While young Muslims from around the world continue to flood into the battlefields Syria, Obama’s two key diplomats in the coming war against the so-called Islamic State are also on the move. Secretary of Defense Chuck Hagel just flew to Turkey to enlist the country’s military support along its southern border with Syria, and Secretary of State John Kerry, right now in Baghdad, has scheduled stops in Jordan, Saudi Arabia, Egypt, and the Gulf states, in order to “ramp up efforts to crack down on the trafficking of money and foreign fighters that continue to flood IS,” according to Foreign Policy. Having apparently moved on from the punditry lambasting his “no strategy yet” nonchalance, critics of Obama’s handing of the Islamic State now concede that the president is finally acting, although acting alone (read: without Congress.) But as these accusations consume U.S. media in the coming days and weeks, it is important to remember that Obama is not acting alone simply because he acts without Congress. Consider what is going on in the Sunni Middle East, where, with Obama’s encouragement, a long-awaited coalition against the Islamic State is mounting.
On the tails of last week’s NATO summit in Wales, the Arab League in Cairo reached an encouraging consensus to “confront ISIS and cooperate with international, regional and national efforts to combat militants who have overrun swathes of Iraq and Syria.” While the Arab League’s Chief, Nabil al-Arabi, used a familiar trope in calling the Islamic State an existential threat to the region, he rightfully advised member states to confront the terror group “culturally” rather than just economically, militarily, or worse, with mere rhetoric. This is an important revelation, and it may reveal a much-needed and long-absent strategy by Sunni governments to attack the group’s legitimacy on cultural and religious grounds. No country in the region needs to adopt this strategy more than the Kingdom of Saudi Arabia.
The Soufan Group’s June 2014 Report on Foreign Fighters in Syria estimated that there were about 2,500 Saudis fighting among rebels groups in Syria. That figure is roughly double the number reported in TSG’s February 10 IntelBrief, in which the Saudi Ministry of Interior (MOI) conceded that about 1,200 of the Kingdom’s citizens were among rebel forces. Intriguingly, Saudi Arabia’s King Abdullah issued a royal decree on February 3, 2014, mandating that “[Anyone who] participates in hostilities outside the Kingdom,” namely with groups like IS, would receive a prison sentence of up to 20 years. The simple fact is that the King’s decree has not worked as intended. In the four months following it, the number of Saudis fighting in Syria more than doubled. And since June, when the Saudi MOI last counted, the number has also likely risen much higher.

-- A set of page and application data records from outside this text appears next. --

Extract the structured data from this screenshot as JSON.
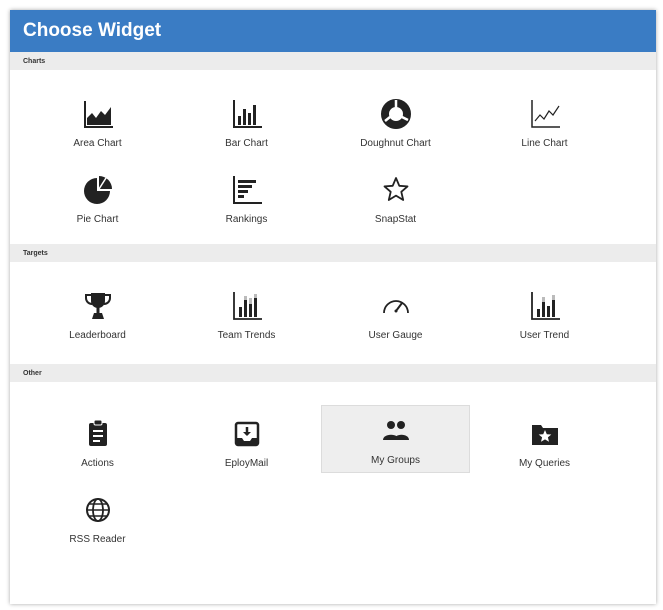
{
  "dialog": {
    "title": "Choose Widget"
  },
  "sections": {
    "charts": {
      "label": "Charts",
      "items": [
        {
          "label": "Area Chart",
          "icon": "area-chart-icon"
        },
        {
          "label": "Bar Chart",
          "icon": "bar-chart-icon"
        },
        {
          "label": "Doughnut Chart",
          "icon": "doughnut-chart-icon"
        },
        {
          "label": "Line Chart",
          "icon": "line-chart-icon"
        },
        {
          "label": "Pie Chart",
          "icon": "pie-chart-icon"
        },
        {
          "label": "Rankings",
          "icon": "rankings-icon"
        },
        {
          "label": "SnapStat",
          "icon": "star-outline-icon"
        }
      ]
    },
    "targets": {
      "label": "Targets",
      "items": [
        {
          "label": "Leaderboard",
          "icon": "trophy-icon"
        },
        {
          "label": "Team Trends",
          "icon": "team-trends-icon"
        },
        {
          "label": "User Gauge",
          "icon": "gauge-icon"
        },
        {
          "label": "User Trend",
          "icon": "user-trend-icon"
        }
      ]
    },
    "other": {
      "label": "Other",
      "items": [
        {
          "label": "Actions",
          "icon": "clipboard-icon"
        },
        {
          "label": "EployMail",
          "icon": "inbox-download-icon"
        },
        {
          "label": "My Groups",
          "icon": "groups-icon",
          "selected": true
        },
        {
          "label": "My Queries",
          "icon": "star-folder-icon"
        },
        {
          "label": "RSS Reader",
          "icon": "globe-icon"
        }
      ]
    }
  },
  "colors": {
    "header": "#3a7cc4",
    "icon": "#222222",
    "section_band": "#ececec"
  }
}
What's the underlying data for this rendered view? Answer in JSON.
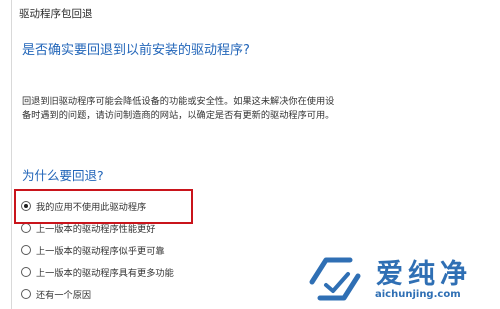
{
  "window": {
    "title": "驱动程序包回退"
  },
  "dialog": {
    "question": "是否确实要回退到以前安装的驱动程序?",
    "description_line1": "回退到旧驱动程序可能会降低设备的功能或安全性。如果这未解决你在使用设",
    "description_line2": "备时遇到的问题，请访问制造商的网站，以确定是否有更新的驱动程序可用。",
    "reason_heading": "为什么要回退?",
    "reasons": [
      {
        "label": "我的应用不使用此驱动程序",
        "selected": true
      },
      {
        "label": "上一版本的驱动程序性能更好",
        "selected": false
      },
      {
        "label": "上一版本的驱动程序似乎更可靠",
        "selected": false
      },
      {
        "label": "上一版本的驱动程序具有更多功能",
        "selected": false
      },
      {
        "label": "还有一个原因",
        "selected": false
      }
    ]
  },
  "watermark": {
    "brand": "爱纯净",
    "url": "aichunjing.com",
    "color": "#2f6fb4"
  },
  "colors": {
    "heading": "#2366b9",
    "highlight_box": "#c9141b"
  }
}
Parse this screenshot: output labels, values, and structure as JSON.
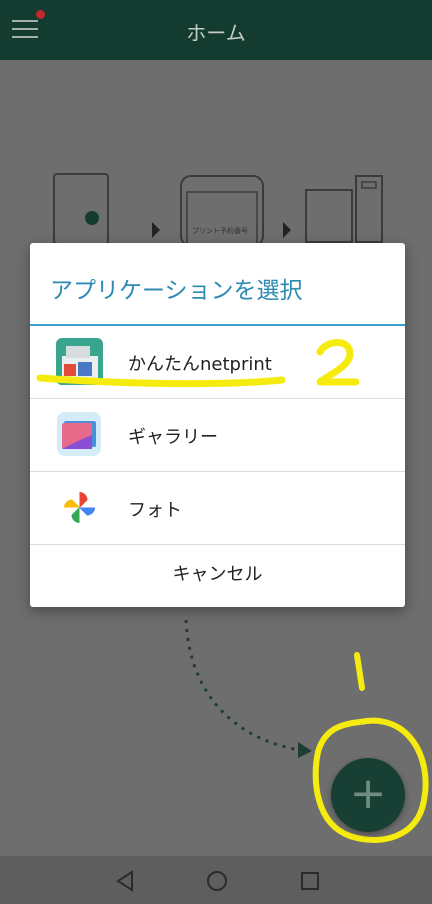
{
  "header": {
    "title": "ホーム"
  },
  "dialog": {
    "title": "アプリケーションを選択",
    "options": [
      {
        "label": "かんたんnetprint",
        "icon": "netprint-app-icon"
      },
      {
        "label": "ギャラリー",
        "icon": "gallery-app-icon"
      },
      {
        "label": "フォト",
        "icon": "google-photos-icon"
      }
    ],
    "cancel_label": "キャンセル"
  },
  "illustration": {
    "phone_text_line1": "プリント予約番号"
  },
  "annotations": {
    "step_1": "1",
    "step_2": "2"
  },
  "fab": {
    "label": "+"
  },
  "colors": {
    "appbar": "#143b30",
    "dialog_title": "#2d8ab3",
    "annotation": "#f5eb0f",
    "fab": "#173f33"
  }
}
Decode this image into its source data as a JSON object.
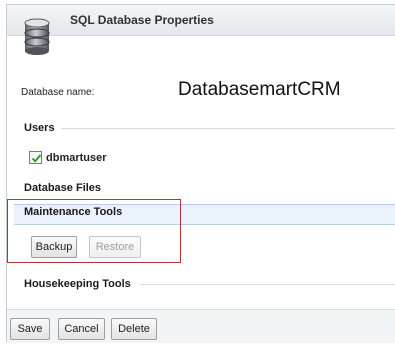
{
  "window": {
    "title": "SQL Database Properties",
    "icon": "database-icon"
  },
  "database": {
    "name_label": "Database name:",
    "name_value": "DatabasemartCRM"
  },
  "sections": {
    "users": "Users",
    "database_files": "Database Files",
    "maintenance_tools": "Maintenance Tools",
    "housekeeping_tools": "Housekeeping Tools"
  },
  "users": [
    {
      "name": "dbmartuser",
      "checked": true
    }
  ],
  "maintenance": {
    "backup_label": "Backup",
    "restore_label": "Restore",
    "restore_enabled": false
  },
  "footer": {
    "save_label": "Save",
    "cancel_label": "Cancel",
    "delete_label": "Delete"
  },
  "colors": {
    "highlight_border": "#b0333a",
    "band_background": "#eaf2fb",
    "check_green": "#2f8f2f"
  }
}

If a decree from the Kingdom’s highest political authority has failed to deter Saudi youth from traveling north to fight, it may show just how uninspired Saudi youth are by political authorities when it comes to matters they perceive to be inherently religious. Perhaps realizing as much, Saudi Arabia’s Grand Mufti, Sheikh Abdul Aziz al-Sheikh, released a religious edict on September 7 urging Muslims to rid their religion of the “oppressive” Islamic State group. The Mufti spoke in no-uncertain terms about the Islamic State’s moral bankruptcy, calling it a “hideousness that distort[s] Muslims” – an unusually malicious tenor that Western critics of Sunni quietism have been waiting for in the wake of the recent journalist beheadings in Syria. Although Mufti al-Sheikh does not have the best reputation for religious tolerance, hopefully this particular edict will resonate with Saudi youth pondering a trip to Syria.
The simultaneous consensus by the Arab League to confront the so-called Islamic State on a cultural front, along with the recent edict by Saudi Arabia’s highest religious authority, are a positive development for advocates of a multifaceted counterterrorism strategy. And if nothing else, they offset Obama’s erstwhile “no strategy yet” admission. Critically, these efforts appear to be an organic, homegrown response by Sunni regional authorities to deal with the Islamic State problem in diverse ways. On the surface, measures like these will be vital to stripping the Islamic State’s propagandists of their well-crafted narrative that the U.S. stands behind every policy decision in the Middle East. And the U.S. can encourage these kinds of efforts without much public spectacle.
The big question remains: What effect will it all have? If the Arab League can truly diversify its efforts to “confront IS culturally,” and more importantly, if it can actually develop and implement a joint pact that successfully stems the torrential flow of Arab foreign fighters to Syria, then the West should certainly take some heart. Similarly, if the religious edict from Saudi Arabia’s Grand Mufti does more to discourage Saudi youth from joining IS than the February 3 “royal decree” did, then the entire region should take a lesson in how to dissuade would-be fighters. Frustrated by an apparent lack of coordination by Sunni regional authorities, the West now at least has a few reasons to expect more: The region’s leaders are becoming more outspoken, proactive, and open-minded with ways to reverse the current sweeping so many of their young men to the battlefield. In the end, Obama’s coalition of Sunni regional leaders – not anyone in Washington – will determine the outcome of this next phase against the false Caliphate.